[Exercise brief] For the entries below, report the number of lines where the string "screenshot" appears, and only that number.

==== Material shown ====

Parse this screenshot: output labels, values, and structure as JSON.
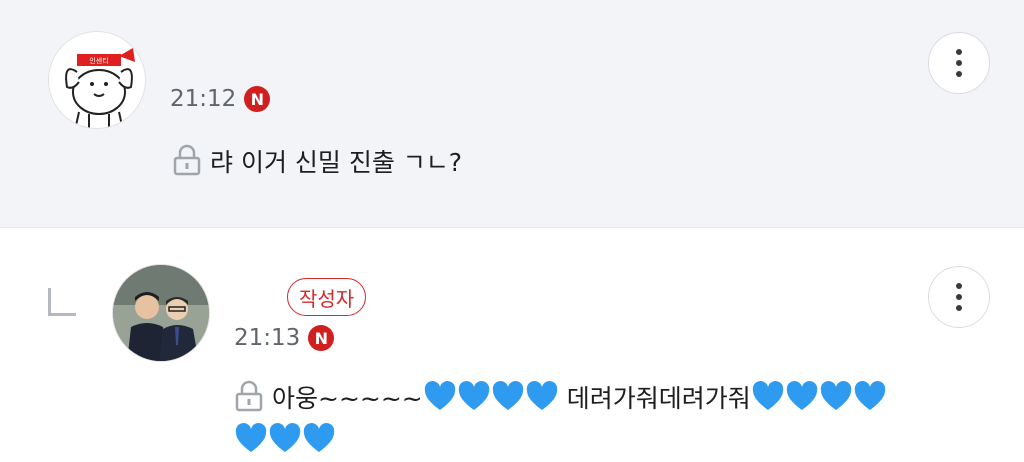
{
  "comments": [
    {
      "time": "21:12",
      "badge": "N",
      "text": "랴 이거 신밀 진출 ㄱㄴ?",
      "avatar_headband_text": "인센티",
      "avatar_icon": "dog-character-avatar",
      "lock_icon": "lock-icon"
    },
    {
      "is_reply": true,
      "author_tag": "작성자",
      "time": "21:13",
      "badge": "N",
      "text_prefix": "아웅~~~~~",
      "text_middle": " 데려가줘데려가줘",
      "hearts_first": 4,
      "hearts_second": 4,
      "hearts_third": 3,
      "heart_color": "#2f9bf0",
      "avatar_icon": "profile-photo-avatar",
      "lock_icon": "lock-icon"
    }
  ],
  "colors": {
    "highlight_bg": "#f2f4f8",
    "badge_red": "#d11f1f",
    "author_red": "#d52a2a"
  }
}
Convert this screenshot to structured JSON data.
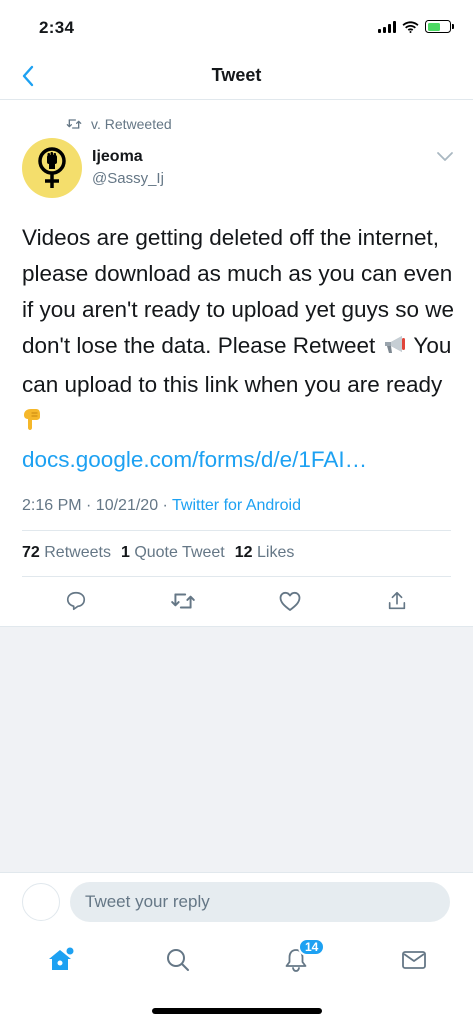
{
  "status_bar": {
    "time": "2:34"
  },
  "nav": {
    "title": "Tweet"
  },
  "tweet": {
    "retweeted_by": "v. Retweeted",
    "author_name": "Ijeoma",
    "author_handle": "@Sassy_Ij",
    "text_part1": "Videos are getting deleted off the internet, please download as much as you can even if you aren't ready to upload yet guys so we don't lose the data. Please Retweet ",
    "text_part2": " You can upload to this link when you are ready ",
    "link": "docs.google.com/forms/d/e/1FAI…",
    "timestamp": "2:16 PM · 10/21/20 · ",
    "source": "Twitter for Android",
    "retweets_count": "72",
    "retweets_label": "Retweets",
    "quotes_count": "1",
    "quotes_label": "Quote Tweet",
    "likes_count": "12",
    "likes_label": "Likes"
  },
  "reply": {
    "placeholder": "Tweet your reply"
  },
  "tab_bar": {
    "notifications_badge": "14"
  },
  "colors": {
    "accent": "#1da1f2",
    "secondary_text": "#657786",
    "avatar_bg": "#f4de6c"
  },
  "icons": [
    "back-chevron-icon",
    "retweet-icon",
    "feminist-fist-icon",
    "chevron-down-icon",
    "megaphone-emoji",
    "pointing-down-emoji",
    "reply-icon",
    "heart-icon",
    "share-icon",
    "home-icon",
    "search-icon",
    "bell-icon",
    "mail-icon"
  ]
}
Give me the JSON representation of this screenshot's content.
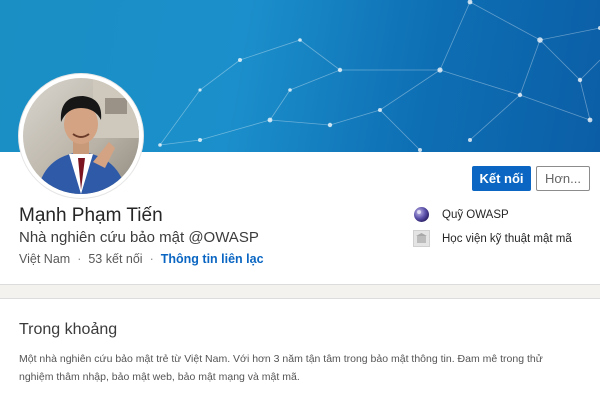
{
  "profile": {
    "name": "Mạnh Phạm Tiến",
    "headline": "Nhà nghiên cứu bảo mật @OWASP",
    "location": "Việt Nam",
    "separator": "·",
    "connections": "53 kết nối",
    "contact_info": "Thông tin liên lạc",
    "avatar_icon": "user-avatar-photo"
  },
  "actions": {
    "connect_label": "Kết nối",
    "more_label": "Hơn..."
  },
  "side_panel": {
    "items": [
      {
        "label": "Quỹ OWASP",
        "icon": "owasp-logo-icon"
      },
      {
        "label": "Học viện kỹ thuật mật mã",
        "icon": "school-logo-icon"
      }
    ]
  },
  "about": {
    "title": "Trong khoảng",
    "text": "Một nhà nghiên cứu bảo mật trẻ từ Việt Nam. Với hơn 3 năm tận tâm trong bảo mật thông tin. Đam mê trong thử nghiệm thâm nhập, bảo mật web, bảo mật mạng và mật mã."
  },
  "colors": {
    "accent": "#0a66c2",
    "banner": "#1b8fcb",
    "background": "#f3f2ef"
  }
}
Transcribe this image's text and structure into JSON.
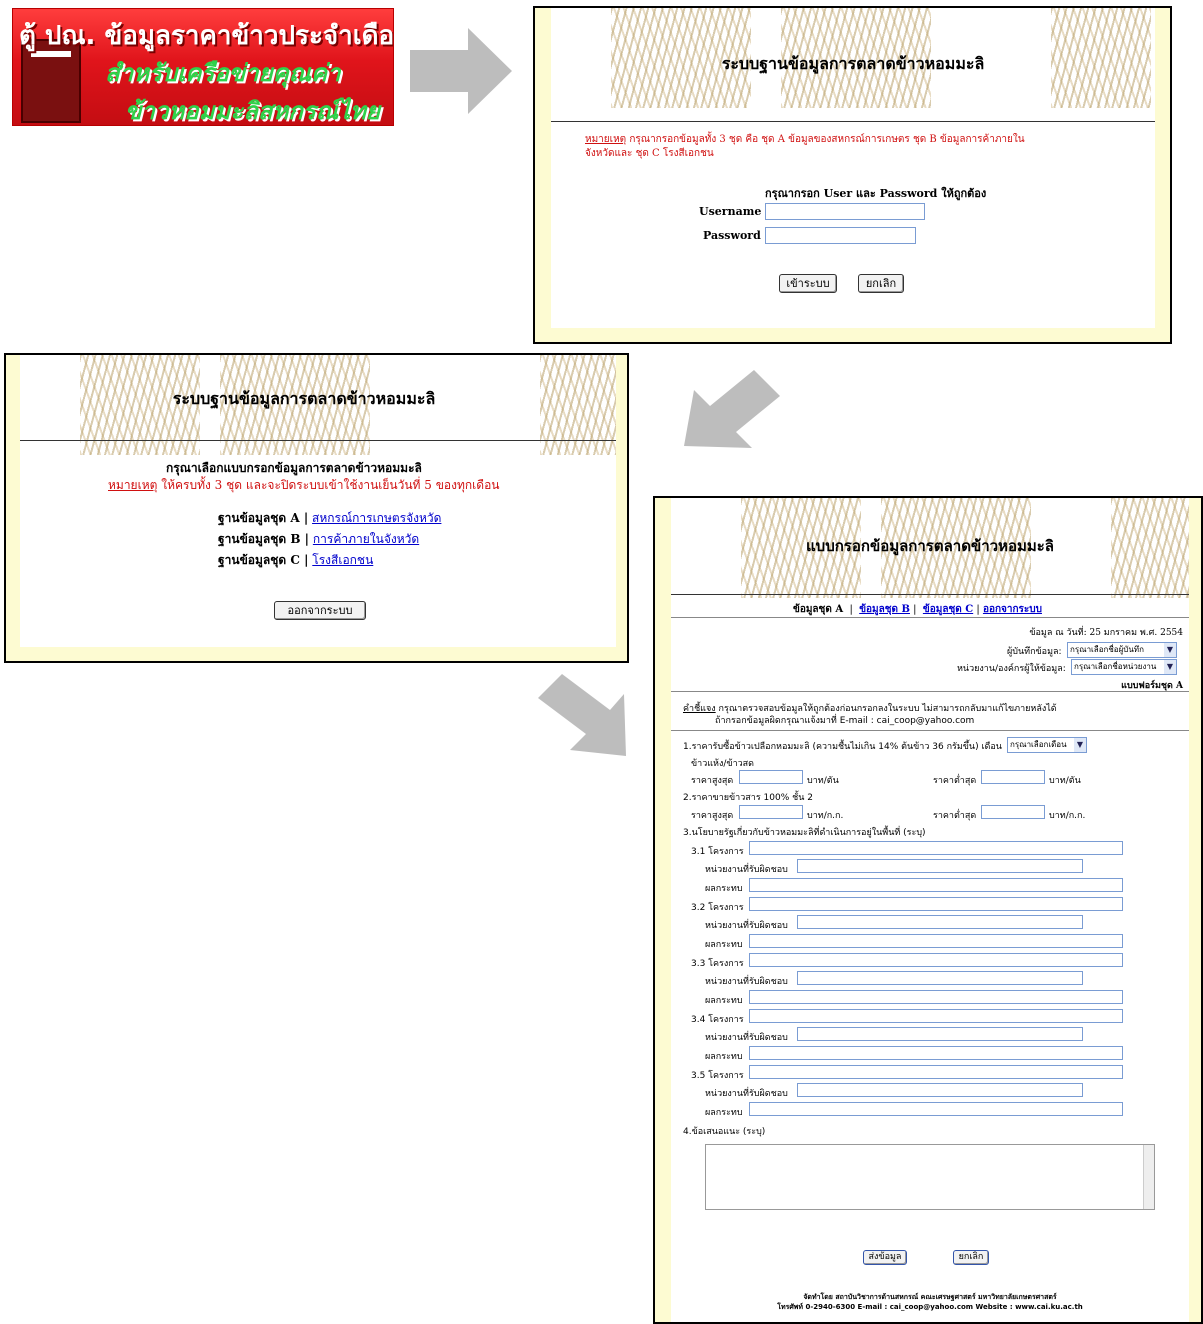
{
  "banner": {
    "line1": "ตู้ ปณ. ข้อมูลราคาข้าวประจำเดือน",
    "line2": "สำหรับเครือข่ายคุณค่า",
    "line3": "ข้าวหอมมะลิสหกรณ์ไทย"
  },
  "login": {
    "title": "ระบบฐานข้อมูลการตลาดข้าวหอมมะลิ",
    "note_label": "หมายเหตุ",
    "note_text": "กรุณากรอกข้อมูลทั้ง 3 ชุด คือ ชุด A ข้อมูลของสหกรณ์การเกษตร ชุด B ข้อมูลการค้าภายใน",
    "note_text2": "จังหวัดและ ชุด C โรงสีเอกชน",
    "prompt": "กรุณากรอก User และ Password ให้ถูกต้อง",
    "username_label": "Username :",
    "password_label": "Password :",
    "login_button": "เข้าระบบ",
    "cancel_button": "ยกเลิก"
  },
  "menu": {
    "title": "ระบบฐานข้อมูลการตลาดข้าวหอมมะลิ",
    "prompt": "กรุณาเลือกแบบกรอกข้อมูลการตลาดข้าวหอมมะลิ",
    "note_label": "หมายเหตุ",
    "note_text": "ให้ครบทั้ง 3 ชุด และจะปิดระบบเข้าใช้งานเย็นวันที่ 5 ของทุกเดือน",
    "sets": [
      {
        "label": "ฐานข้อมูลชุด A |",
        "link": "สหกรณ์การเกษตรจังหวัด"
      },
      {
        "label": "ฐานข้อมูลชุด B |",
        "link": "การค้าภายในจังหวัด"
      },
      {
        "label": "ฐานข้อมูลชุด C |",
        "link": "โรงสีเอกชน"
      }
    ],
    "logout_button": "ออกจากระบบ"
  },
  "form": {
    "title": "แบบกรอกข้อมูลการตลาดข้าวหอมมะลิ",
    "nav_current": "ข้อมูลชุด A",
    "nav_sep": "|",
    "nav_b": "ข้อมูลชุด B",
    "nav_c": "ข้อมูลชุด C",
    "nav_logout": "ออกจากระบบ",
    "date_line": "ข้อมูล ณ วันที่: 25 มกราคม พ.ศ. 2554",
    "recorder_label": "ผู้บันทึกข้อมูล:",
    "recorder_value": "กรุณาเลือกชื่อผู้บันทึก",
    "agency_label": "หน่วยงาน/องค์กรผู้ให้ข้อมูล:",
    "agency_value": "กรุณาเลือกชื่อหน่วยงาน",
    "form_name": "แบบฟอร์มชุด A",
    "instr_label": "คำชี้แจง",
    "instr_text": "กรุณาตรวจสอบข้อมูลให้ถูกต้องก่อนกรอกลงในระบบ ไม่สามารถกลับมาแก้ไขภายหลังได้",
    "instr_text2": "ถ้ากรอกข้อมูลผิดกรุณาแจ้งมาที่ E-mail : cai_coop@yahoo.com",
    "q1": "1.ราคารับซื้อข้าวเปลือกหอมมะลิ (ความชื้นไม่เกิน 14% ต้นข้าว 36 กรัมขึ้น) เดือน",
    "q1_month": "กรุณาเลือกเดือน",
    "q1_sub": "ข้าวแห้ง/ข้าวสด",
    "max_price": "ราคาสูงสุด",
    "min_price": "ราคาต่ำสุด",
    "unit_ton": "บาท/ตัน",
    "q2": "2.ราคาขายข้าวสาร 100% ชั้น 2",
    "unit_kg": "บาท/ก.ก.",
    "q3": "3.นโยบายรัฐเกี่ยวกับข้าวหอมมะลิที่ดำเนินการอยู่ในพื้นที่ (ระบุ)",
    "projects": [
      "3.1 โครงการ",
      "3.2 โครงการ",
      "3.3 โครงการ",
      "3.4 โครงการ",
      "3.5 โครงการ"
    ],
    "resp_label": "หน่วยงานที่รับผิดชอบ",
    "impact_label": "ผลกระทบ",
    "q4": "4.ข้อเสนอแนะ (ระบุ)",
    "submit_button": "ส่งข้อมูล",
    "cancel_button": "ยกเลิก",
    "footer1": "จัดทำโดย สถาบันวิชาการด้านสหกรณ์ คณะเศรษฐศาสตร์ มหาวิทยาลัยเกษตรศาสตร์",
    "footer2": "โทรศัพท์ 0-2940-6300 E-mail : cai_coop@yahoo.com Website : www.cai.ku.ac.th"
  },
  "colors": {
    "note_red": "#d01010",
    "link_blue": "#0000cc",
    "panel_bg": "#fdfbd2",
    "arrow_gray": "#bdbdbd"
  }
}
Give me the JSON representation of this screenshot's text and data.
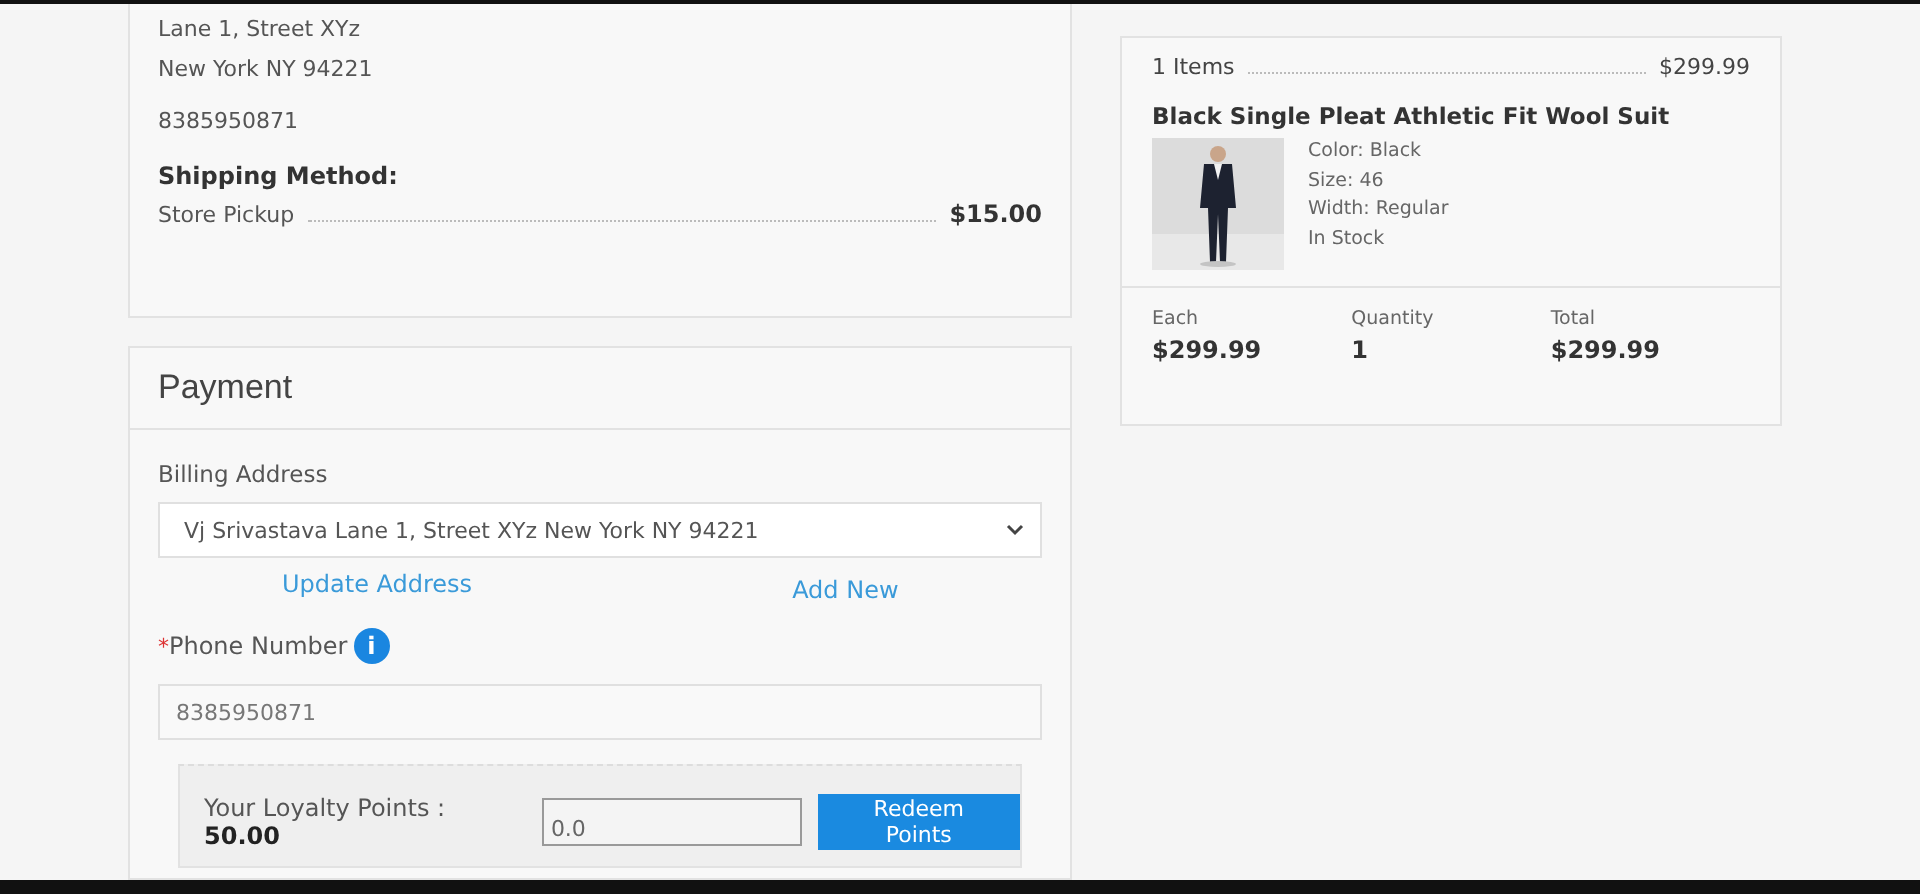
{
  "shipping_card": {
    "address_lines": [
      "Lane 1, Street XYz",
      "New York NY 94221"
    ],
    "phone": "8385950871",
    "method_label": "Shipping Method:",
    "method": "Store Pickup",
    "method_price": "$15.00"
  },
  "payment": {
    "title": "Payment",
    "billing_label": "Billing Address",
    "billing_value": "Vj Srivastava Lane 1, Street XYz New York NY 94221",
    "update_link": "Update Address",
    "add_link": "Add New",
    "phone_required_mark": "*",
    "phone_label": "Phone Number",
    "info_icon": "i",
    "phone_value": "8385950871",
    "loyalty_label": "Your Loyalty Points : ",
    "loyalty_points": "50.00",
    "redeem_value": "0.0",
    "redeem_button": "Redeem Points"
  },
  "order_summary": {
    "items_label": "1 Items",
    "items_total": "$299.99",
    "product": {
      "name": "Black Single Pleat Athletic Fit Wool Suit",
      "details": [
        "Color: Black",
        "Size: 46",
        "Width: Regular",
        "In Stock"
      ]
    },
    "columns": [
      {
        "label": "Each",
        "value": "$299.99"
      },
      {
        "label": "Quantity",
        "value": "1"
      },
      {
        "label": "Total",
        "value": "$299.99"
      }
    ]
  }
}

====

[Response to this task] 4